This Test Accurately Diagnoses Celiac Disease For Those Already Gluten-Free
Celiac disease is an autoimmune disease in which an immune response is triggered by gluten in the small intestine. This response will gradually damage the villi or the small projections shaped like fingers in the small intestine. This makes it difficult for the body to absorb nutrients properly.
The disease is hereditary. People who have first-degree relatives with celiac disease have a ten percent chance of developing the disease. Children with celiac disease will have issues with growth and development. Since there is no cure for this disorder, following a gluten-free diet manages the symptoms and allow the intestine to heal. But, those who may already be on a gluten-free diet, the disease is a lot more difficult to diagnose because the patient is not exhibiting the common symptoms when gluten is ingested.
That is, until now. A new test has been developed for those who do not have a formal diagnosis of celiac disease, but follow a gluten-free diet anyway.
The current testing for celiac disease
To diagnose celiac disease, two tests may be ordered by the doctor:
- Serology testing – This test looks for antibodies present in the blood. When there is an elevated level of certain antibody proteins, it may result in an immune reaction to food with gluten.
- Genetic testing – This test is used on human leukocyte antigens to rule out the possibility of celiac disease from developing.
When the tests show the possibility of celiac disease, a biopsy will be ordered by the doctor to confirm the diagnosis. Despite advances in serological testing, a duodenal biopsy is still considered as the best way to diagnose celiac disease among most patients. However, a biopsy may not be necessary with the improvements in serology evaluations and a better understanding of the genetic risk factors associated with celiac disease.
What are the issues with the current testing methods?
While current celiac disease tests are accurate when it comes to detecting the disease, the accuracy of the test may be affected if the patient is on a gluten-free diet. Due to this, they will have to go through a gluten challenge before being tested. In addition, there are instances when a false positive test result may occur among people without celiac disease.

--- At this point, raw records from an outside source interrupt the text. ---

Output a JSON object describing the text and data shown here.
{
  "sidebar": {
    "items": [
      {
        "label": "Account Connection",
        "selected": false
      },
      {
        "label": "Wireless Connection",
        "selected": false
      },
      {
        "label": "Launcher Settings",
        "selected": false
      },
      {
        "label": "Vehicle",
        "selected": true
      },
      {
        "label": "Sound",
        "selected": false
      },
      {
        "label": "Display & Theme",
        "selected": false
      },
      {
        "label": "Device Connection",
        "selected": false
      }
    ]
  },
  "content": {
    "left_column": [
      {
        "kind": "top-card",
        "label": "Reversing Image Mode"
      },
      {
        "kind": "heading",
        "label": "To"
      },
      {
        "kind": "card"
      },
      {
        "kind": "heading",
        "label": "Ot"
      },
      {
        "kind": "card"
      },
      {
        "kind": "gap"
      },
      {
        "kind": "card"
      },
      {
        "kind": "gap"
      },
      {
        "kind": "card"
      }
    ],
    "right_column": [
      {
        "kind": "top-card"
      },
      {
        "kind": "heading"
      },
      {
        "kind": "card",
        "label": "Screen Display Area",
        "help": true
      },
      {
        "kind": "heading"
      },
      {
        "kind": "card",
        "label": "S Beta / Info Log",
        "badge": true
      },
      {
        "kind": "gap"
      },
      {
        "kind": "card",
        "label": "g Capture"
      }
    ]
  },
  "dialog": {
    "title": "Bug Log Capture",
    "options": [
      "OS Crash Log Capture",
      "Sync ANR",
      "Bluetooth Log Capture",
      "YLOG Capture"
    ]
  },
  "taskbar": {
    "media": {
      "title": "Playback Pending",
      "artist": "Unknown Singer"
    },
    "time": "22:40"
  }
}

A false positive result comes when a patient is also suffering from other autoimmune disorders. These disorders include Hashimoto’s thyroiditis, type 1 diabetes, rheumatoid arthritis, and autoimmune liver disease, among others. In situations, it is necessary to go through other tests to double-check these false positive test results. But, a biopsy of the small intestine is considered the best method for diagnosing celiac disease.
But, what is a gluten challenge?
People who have started a gluten-free diet without being tested for celiac disease have to go through a gluten challenge so that the antibodies can enter the bloodstream before the test. The gluten challenge involves eating two slices of wheat-based bread for six to eight weeks. It is also important for a doctor with celiac disease training to supervise the challenge, in case of any severe reactions that the patient may have. The doctor will also perform the duodenal biopsy in case the symptoms present themselves and are severe.
However, pregnant women should not go through a gluten challenge.